The loss of a loved one is one of the most difficult times in our lives. Hopefully, we can turn to our families and friends during this time for support and sympathy.
Some of the most comforting words you can offer at a time of loss are, “I’m sorry for your loss” or “my sympathies to you and your family.” Many people find this is the easiest thing to say to someone who is dealing with the loss of a loved one. Even if you don’t know the person very well, if you want to offer your sympathy, don’t be afraid to do so. A few words can mean a lot. Simply put, you are offering your sympathy while acknowledging the grief that they are feeling.
“Is there anything you need?” is a sentiment that is greatly appreciated by most people. While an individual may not need anything from you, it truly is the thought that counts. Be prepared, however, because they may actually need your help, so don’t say this without a sincere intention to act upon a request.
Saying, “What can I do?” is very similar to the question above, but it conveys your willingness to offer support in any capacity. Many people find that just knowing someone is available will offer great support and comfort.
The best but possibly the hardest thing to do is make a home visit. When you visit someone it really shows that you are about them. The more visits you make, the easier this will become. Offering to bring a pot of soup or some food that is easily digested may be the means of opening the door to a new friendship and relationship with someone who has experienced a death in the family.
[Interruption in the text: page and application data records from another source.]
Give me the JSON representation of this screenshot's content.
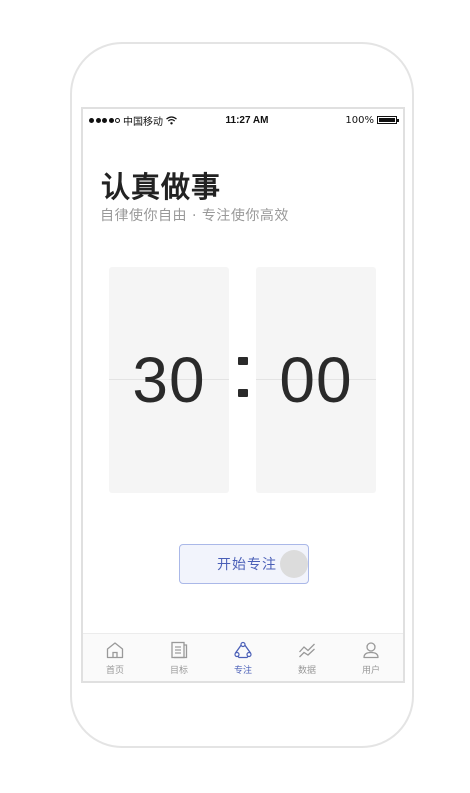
{
  "status_bar": {
    "carrier": "中国移动",
    "time": "11:27 AM",
    "battery": "100%",
    "battery_level": 1.0
  },
  "header": {
    "title": "认真做事",
    "subtitle": "自律使你自由 · 专注使你高效"
  },
  "timer": {
    "minutes": "30",
    "seconds": "00"
  },
  "start_button": {
    "label": "开始专注"
  },
  "tab_bar": {
    "items": [
      {
        "label": "首页",
        "icon": "home-icon",
        "active": false
      },
      {
        "label": "目标",
        "icon": "document-icon",
        "active": false
      },
      {
        "label": "专注",
        "icon": "focus-icon",
        "active": true
      },
      {
        "label": "数据",
        "icon": "chart-icon",
        "active": false
      },
      {
        "label": "用户",
        "icon": "user-icon",
        "active": false
      }
    ]
  },
  "colors": {
    "accent": "#4a5fb7",
    "inactive": "#999999",
    "card_bg": "#f5f5f5"
  }
}
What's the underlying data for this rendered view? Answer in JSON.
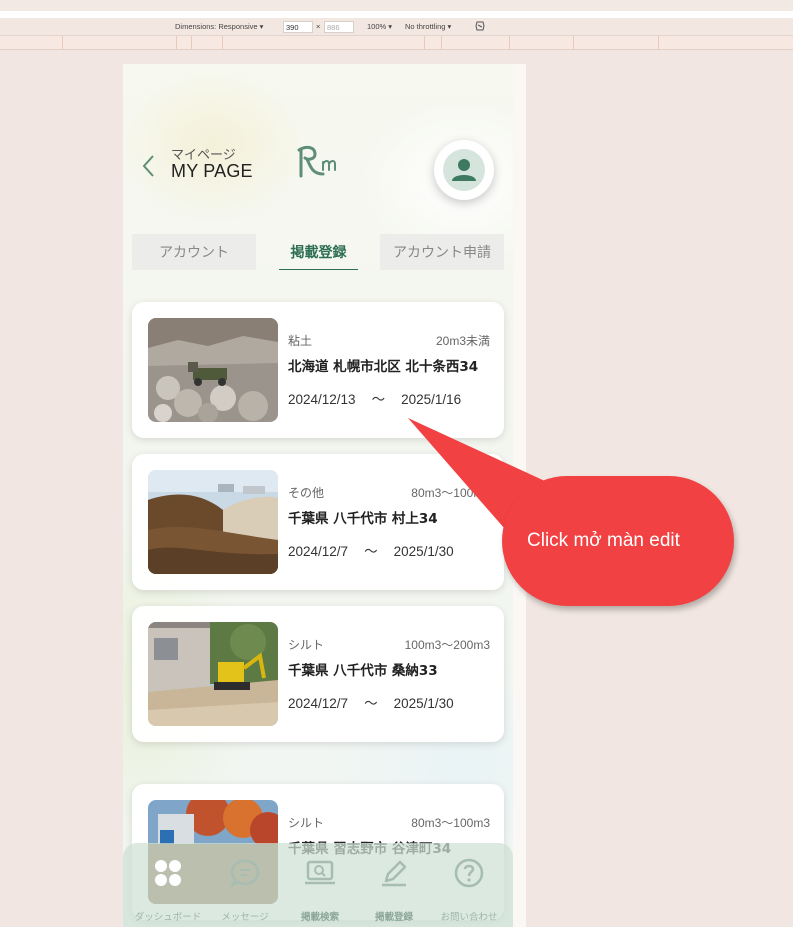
{
  "devtools": {
    "dimensions_label": "Dimensions: Responsive ▾",
    "width_value": "390",
    "separator": "×",
    "height_placeholder": "886",
    "zoom": "100% ▾",
    "throttling": "No throttling ▾"
  },
  "header": {
    "back_icon": "chevron-left-icon",
    "subtitle": "マイページ",
    "title": "MY PAGE",
    "logo_text": "Rm",
    "avatar_icon": "user-icon"
  },
  "tabs": [
    {
      "label": "アカウント",
      "active": false
    },
    {
      "label": "掲載登録",
      "active": true
    },
    {
      "label": "アカウント申請",
      "active": false
    }
  ],
  "listings": [
    {
      "type": "粘土",
      "volume": "20m3未満",
      "address": "北海道 札幌市北区 北十条西34",
      "start": "2024/12/13",
      "tilde": "〜",
      "end": "2025/1/16"
    },
    {
      "type": "その他",
      "volume": "80m3〜100m3",
      "address": "千葉県 八千代市 村上34",
      "start": "2024/12/7",
      "tilde": "〜",
      "end": "2025/1/30"
    },
    {
      "type": "シルト",
      "volume": "100m3〜200m3",
      "address": "千葉県 八千代市 桑納33",
      "start": "2024/12/7",
      "tilde": "〜",
      "end": "2025/1/30"
    },
    {
      "type": "シルト",
      "volume": "80m3〜100m3",
      "address": "千葉県 習志野市 谷津町34",
      "start": "",
      "tilde": "",
      "end": ""
    }
  ],
  "bottom_nav": [
    {
      "label": "ダッシュボード",
      "icon": "dashboard-icon"
    },
    {
      "label": "メッセージ",
      "icon": "message-icon"
    },
    {
      "label": "掲載検索",
      "icon": "search-listing-icon"
    },
    {
      "label": "掲載登録",
      "icon": "edit-icon"
    },
    {
      "label": "お問い合わせ",
      "icon": "help-icon"
    }
  ],
  "callout": {
    "text": "Click mở màn edit",
    "color": "#f24142"
  },
  "colors": {
    "accent": "#2e6e55",
    "tab_inactive_bg": "#ececeb"
  }
}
“If you need to talk, call me” is an open door invitation to allow someone to share their feeling. It is important for them to know you are available when the time comes.
There are words to avoid when speaking to bereaved families. Some words not to say are: “I know how you are feeling”, or “your loved one is in a better place”. People may not want to hear this. If the grieving family uses these words you may agree- but the statements need to come from them first. The grieving may encounter many feelings, but remember no grief is right or wrong. People deal with a loss in the only way they can, and you truly do not know what they are feeling.
The ministry of presence is the greatest gift we can offer to others. Just to be there in silence. You often will not need to say much. It is your presence that is appreciated. Days, weeks or months after the funeral, grieving people will not remember what someone said, but they will remember that you were there for them.
“Often a hug is worth a thousand words.”
Margaret Anne Yost nursed for 35 years, working mostly on medical floors. She has journeyed with many clients who were dying, and she tried to comfort their families during this difficult time. She has completed two units of Clinical Pastoral Education.
Returning back to school she completed classes from the Red River College in the areas of Gerontology, Bereavement, Death and Dying. She was enrolled eight years in lay ministry training. At present, she enjoys her role at St. Paul Lutheran Church in Yorkton in the area of parish work. For the past ten years she has also been employed at Bailey’s Funeral Home working in the area of Continuing Care.
Comments and articles may be forwarded by mail to: Margaret Anne Yost, P.0. Box 554 Melville, Sask. S0A 2P0
Or phone 1-306-621-9877 (9 am-5 pm) or at home 1-306-728-4744 (evenings).